> [Requirement]
Copy the data exactly, line for line.

(The input)

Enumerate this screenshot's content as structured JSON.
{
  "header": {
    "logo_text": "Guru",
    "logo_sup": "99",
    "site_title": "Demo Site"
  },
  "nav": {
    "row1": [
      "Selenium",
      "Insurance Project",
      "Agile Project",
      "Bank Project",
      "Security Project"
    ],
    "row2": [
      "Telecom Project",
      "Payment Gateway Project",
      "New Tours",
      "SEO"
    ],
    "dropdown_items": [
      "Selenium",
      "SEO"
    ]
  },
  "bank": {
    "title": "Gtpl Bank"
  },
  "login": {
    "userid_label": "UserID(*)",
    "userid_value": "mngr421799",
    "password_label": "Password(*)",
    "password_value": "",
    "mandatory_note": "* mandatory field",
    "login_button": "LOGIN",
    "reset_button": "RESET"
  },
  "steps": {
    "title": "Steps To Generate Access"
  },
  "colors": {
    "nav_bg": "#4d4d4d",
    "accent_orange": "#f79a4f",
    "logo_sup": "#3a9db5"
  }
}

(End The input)

> [Solution]
Enumerate this screenshot's content as structured JSON.
{
  "header": {
    "logo_text": "Guru",
    "logo_sup": "99",
    "site_title": "Demo Site"
  },
  "nav": {
    "row1": [
      "Selenium",
      "Insurance Project",
      "Agile Project",
      "Bank Project",
      "Security Project"
    ],
    "row2": [
      "Telecom Project",
      "Payment Gateway Project",
      "New Tours",
      "SEO"
    ],
    "dropdown_items": [
      "Selenium",
      "SEO"
    ]
  },
  "bank": {
    "title": "Gtpl Bank"
  },
  "login": {
    "userid_label": "UserID(*)",
    "userid_value": "mngr421799",
    "password_label": "Password(*)",
    "password_value": "",
    "mandatory_note": "* mandatory field",
    "login_button": "LOGIN",
    "reset_button": "RESET"
  },
  "steps": {
    "title": "Steps To Generate Access"
  },
  "colors": {
    "nav_bg": "#4d4d4d",
    "accent_orange": "#f79a4f",
    "logo_sup": "#3a9db5"
  }
}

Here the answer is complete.